Segment Open
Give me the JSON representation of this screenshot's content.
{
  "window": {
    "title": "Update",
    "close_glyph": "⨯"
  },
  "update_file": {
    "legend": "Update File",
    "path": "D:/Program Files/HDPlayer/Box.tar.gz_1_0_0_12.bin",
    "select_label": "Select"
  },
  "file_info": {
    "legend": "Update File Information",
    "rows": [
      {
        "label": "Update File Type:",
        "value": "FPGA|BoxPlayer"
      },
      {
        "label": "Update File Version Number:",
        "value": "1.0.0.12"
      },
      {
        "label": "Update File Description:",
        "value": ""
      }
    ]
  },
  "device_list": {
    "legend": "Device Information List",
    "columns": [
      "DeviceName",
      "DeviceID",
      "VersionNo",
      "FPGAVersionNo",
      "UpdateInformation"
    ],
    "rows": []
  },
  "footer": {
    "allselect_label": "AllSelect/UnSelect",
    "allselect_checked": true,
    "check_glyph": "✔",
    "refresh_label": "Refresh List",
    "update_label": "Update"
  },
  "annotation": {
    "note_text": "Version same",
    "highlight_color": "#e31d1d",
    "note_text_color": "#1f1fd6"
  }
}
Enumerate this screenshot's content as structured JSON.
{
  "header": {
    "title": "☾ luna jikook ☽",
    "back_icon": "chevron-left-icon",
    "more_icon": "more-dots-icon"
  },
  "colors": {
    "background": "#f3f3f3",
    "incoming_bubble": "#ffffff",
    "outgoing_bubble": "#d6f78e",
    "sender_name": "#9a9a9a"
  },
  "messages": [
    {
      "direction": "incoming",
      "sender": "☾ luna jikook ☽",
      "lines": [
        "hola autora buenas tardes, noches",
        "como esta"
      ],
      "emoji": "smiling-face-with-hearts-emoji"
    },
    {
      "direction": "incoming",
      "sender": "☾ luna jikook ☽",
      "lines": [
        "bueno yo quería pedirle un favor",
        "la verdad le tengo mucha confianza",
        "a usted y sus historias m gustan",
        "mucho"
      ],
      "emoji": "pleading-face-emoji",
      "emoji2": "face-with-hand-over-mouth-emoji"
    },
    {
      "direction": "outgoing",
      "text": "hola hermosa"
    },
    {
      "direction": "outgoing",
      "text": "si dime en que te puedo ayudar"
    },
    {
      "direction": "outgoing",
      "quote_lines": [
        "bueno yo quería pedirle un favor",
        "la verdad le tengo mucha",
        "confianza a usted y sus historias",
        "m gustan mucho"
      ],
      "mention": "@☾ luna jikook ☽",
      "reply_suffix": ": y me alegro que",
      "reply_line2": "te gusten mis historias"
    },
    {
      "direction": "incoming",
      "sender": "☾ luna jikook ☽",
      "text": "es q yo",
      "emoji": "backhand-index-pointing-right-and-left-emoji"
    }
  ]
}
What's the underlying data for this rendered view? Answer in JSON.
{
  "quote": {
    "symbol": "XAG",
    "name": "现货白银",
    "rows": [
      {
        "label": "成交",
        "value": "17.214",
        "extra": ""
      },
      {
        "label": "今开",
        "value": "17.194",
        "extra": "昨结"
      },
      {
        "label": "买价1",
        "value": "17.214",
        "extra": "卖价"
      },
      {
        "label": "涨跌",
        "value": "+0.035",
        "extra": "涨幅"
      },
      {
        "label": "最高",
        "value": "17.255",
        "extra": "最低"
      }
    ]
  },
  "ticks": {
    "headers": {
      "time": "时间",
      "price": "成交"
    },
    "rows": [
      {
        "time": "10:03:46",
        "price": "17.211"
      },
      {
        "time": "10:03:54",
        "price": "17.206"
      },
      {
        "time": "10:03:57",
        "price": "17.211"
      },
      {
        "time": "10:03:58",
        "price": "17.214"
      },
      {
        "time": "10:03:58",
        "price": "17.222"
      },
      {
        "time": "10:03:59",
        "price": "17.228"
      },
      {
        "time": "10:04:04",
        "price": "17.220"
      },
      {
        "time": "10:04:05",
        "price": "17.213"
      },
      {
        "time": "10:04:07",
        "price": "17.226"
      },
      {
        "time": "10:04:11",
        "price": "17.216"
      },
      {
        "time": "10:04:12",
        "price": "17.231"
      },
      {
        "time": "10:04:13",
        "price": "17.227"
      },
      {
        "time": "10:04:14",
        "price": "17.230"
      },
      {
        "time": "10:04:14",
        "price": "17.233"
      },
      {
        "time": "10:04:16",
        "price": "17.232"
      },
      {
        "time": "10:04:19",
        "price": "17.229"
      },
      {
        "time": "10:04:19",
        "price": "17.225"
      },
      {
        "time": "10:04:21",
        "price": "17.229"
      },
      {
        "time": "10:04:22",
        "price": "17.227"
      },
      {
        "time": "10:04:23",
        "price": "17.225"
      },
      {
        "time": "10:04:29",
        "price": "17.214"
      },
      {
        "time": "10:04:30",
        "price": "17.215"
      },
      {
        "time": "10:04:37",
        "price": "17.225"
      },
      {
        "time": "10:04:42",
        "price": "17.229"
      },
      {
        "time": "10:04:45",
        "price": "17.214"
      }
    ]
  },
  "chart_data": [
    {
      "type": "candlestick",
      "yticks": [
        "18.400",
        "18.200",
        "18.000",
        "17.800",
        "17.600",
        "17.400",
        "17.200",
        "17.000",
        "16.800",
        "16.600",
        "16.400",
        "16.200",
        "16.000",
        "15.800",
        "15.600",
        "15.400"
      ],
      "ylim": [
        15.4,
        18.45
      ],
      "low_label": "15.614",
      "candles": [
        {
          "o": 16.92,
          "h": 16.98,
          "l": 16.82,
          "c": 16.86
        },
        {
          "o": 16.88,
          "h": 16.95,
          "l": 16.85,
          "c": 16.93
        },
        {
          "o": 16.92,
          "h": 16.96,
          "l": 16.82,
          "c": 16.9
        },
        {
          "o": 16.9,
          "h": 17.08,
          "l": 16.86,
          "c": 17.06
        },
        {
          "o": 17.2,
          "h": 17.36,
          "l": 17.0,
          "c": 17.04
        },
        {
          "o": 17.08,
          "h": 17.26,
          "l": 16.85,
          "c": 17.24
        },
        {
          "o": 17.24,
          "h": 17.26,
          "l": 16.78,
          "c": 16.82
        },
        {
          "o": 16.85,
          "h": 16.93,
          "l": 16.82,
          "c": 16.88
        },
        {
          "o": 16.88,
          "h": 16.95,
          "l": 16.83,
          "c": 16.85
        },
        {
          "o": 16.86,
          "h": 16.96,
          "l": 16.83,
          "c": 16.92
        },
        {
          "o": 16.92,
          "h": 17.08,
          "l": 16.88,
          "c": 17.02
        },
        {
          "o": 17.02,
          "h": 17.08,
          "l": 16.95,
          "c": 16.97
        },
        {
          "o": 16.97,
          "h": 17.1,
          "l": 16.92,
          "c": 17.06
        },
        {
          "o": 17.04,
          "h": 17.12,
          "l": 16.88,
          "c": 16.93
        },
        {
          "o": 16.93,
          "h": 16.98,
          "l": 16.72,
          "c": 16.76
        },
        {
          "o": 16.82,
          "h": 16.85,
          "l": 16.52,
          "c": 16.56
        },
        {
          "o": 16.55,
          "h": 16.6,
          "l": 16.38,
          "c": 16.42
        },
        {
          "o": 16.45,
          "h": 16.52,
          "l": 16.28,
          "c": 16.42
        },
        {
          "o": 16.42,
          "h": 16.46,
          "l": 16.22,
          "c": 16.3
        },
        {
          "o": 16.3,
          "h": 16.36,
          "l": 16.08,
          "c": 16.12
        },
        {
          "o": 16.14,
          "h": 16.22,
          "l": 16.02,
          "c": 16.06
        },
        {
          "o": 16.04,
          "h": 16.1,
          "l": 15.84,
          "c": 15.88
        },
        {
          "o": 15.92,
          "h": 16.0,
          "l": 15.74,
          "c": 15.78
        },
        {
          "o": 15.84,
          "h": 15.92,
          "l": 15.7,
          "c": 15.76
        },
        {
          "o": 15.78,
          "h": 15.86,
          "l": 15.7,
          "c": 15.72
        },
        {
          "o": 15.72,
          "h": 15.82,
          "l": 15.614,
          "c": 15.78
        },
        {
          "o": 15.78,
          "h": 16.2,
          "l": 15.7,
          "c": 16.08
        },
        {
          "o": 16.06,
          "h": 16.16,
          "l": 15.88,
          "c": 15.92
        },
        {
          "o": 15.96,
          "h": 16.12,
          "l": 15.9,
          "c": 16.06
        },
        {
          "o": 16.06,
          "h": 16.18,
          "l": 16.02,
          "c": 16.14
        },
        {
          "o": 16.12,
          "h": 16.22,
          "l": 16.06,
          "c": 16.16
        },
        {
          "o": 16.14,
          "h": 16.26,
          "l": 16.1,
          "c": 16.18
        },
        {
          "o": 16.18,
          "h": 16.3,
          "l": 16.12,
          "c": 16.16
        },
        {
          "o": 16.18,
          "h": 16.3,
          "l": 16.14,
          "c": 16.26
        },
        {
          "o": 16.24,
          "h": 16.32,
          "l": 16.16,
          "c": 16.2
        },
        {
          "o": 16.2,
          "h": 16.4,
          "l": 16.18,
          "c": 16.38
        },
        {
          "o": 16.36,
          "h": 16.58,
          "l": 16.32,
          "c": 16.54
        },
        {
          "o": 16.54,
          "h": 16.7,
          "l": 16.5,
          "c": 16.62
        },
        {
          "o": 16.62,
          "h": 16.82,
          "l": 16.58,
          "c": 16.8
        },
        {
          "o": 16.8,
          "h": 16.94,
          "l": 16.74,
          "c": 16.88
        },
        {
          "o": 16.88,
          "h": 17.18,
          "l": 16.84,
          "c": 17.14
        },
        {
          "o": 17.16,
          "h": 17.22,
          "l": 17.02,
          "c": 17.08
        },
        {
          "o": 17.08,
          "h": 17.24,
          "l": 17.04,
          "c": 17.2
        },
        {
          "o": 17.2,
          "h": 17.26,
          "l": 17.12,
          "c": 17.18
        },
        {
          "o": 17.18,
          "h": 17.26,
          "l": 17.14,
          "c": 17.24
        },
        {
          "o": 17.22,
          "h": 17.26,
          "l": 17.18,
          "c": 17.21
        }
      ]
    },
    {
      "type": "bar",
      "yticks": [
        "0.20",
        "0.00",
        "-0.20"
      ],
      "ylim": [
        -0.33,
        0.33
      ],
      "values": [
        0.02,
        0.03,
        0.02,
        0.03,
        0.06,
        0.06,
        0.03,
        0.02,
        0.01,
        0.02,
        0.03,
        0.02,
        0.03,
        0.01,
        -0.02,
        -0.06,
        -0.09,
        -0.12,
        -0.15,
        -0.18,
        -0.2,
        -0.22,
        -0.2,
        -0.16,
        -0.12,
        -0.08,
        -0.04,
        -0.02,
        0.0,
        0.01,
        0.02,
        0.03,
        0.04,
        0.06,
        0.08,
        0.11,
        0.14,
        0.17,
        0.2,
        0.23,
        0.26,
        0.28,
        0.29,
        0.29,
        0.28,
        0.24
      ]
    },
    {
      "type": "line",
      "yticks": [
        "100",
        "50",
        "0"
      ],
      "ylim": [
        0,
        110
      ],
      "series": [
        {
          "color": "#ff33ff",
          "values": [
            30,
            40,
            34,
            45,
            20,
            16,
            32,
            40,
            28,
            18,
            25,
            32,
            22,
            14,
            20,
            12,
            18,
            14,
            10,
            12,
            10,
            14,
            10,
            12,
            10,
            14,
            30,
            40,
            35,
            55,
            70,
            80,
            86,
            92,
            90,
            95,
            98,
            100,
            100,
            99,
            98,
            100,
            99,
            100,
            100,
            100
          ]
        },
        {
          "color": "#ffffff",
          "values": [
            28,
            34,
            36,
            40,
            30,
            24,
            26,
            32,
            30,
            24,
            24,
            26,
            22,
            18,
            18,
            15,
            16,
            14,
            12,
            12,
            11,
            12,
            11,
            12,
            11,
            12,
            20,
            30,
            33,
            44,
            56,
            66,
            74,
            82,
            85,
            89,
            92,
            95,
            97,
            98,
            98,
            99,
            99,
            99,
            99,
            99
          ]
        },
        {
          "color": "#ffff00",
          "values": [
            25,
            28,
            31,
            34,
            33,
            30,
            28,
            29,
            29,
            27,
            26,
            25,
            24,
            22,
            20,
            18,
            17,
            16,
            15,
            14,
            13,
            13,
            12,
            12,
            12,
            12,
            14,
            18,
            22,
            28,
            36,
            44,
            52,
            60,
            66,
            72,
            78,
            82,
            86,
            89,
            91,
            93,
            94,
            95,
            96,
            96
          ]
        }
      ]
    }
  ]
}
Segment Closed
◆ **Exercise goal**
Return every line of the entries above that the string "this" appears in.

◆ **Response box**
Give me the JSON representation of this screenshot's content.
Enumerate this screenshot's content as structured JSON.
What's the underlying data for this rendered view? Answer in JSON.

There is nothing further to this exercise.